Start off "Green from the Go"
Educate and engage your team. Bring in an outside resource to accelerate learning and work through cultural issues.
Location is becoming increasingly important to the sustainability of ICT facilities. We've been tracking facilities in North American and Europe which try to leverage geographic features for greener operations. Our latest examples in the North America section of this post show how under-utilzed grid power is also making some locations attractive.
The search for the greenest TVs continues to be challanging. EPEAT added televisions to its equipment registry in early 2013. We had anticipated this would bring some clarity to this category.
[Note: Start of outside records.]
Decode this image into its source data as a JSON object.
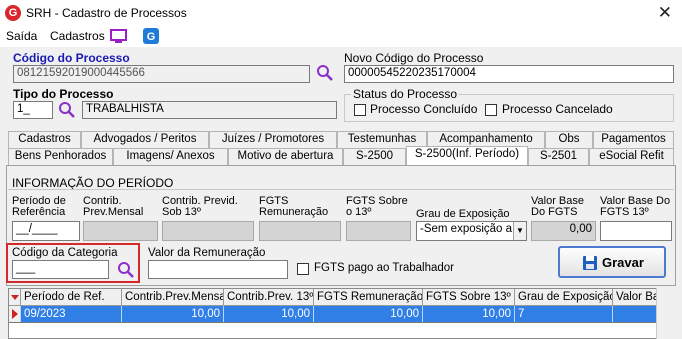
{
  "window": {
    "title": "SRH - Cadastro de Processos",
    "close_glyph": "✕",
    "logo_letter": "G"
  },
  "menu": {
    "items": [
      "Saída",
      "Cadastros"
    ]
  },
  "codigo_processo": {
    "label": "Código do Processo",
    "value": "08121592019000445566"
  },
  "novo_codigo": {
    "label": "Novo Código do Processo",
    "value": "00000545220235170004"
  },
  "tipo_processo": {
    "label": "Tipo do Processo",
    "code": "1_",
    "description": "TRABALHISTA"
  },
  "status": {
    "title": "Status do Processo",
    "concluido": "Processo Concluído",
    "cancelado": "Processo Cancelado"
  },
  "tabs_row1": [
    "Cadastros",
    "Advogados / Peritos",
    "Juízes / Promotores",
    "Testemunhas",
    "Acompanhamento",
    "Obs",
    "Pagamentos"
  ],
  "tabs_row2": [
    "Bens Penhorados",
    "Imagens/ Anexos",
    "Motivo de abertura",
    "S-2500",
    "S-2500(Inf. Período)",
    "S-2501",
    "eSocial Refit"
  ],
  "panel": {
    "title": "INFORMAÇÃO DO PERÍODO",
    "col_periodo": "Período de Referência",
    "col_contrib_mensal": "Contrib. Prev.Mensal",
    "col_contrib_13": "Contrib. Previd. Sob 13º",
    "col_fgts_rem": "FGTS Remuneração",
    "col_fgts_13": "FGTS Sobre o 13º",
    "col_grau": "Grau de Exposição",
    "col_vb_fgts": "Valor Base Do FGTS",
    "col_vb_fgts13": "Valor Base Do FGTS 13º",
    "periodo_value": "__/____",
    "grau_value": "-Sem exposição a",
    "vb_fgts_value": "0,00",
    "categoria_label": "Código da Categoria",
    "categoria_value": "___",
    "remuneracao_label": "Valor da Remuneração",
    "fgts_pago_label": "FGTS pago ao Trabalhador",
    "gravar_label": "Gravar"
  },
  "grid": {
    "headers": [
      "Período de Ref.",
      "Contrib.Prev.Mensal",
      "Contrib.Prev. 13º",
      "FGTS Remuneração",
      "FGTS Sobre 13º",
      "Grau de Exposição",
      "Valor Base"
    ],
    "rows": [
      {
        "periodo": "09/2023",
        "contrib_mensal": "10,00",
        "contrib_13": "10,00",
        "fgts_rem": "10,00",
        "fgts_13": "10,00",
        "grau": "7",
        "valor_base": ""
      }
    ]
  },
  "colors": {
    "accent_label": "#1a1ab4",
    "selection": "#2f7fe6",
    "highlight_box": "#d42a2a",
    "search_icon": "#8b2fc9"
  }
}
There were significantly less Gold-registered televisions April 2014, compared with computer monitors, but we saw that to be a good start. We were wrong.
Dematerialization refers to the reduction in the quantity of materials required to accomplish a function in society. In sustainability terms, dematerialization refers to the replacement of a high-resource/waste activity with a lower-impact one. ICT has become a powerful dematerialization force, evidenced, for example, by how it has replaced physical mail with electronic mail. The US theatrical release of a major motion picture only in digital marks another phase in media dematerialization.
Here are our most popular 2014 tweets, according to Twitter Analytics' 'engagements' metric. Click on any one to get the story behind the tweet.
Our definition of ICT is very inclusive. Every industry that deploys digital infrastructure is in the mix. Broadcast television, for example, has ICT-intensive facilities (stations, studios, etc.), global-spanning communications networks, and edge products (TVs) in over a billion homes. The global television audience is greater than the smartphone base - and will be that way even in 2020!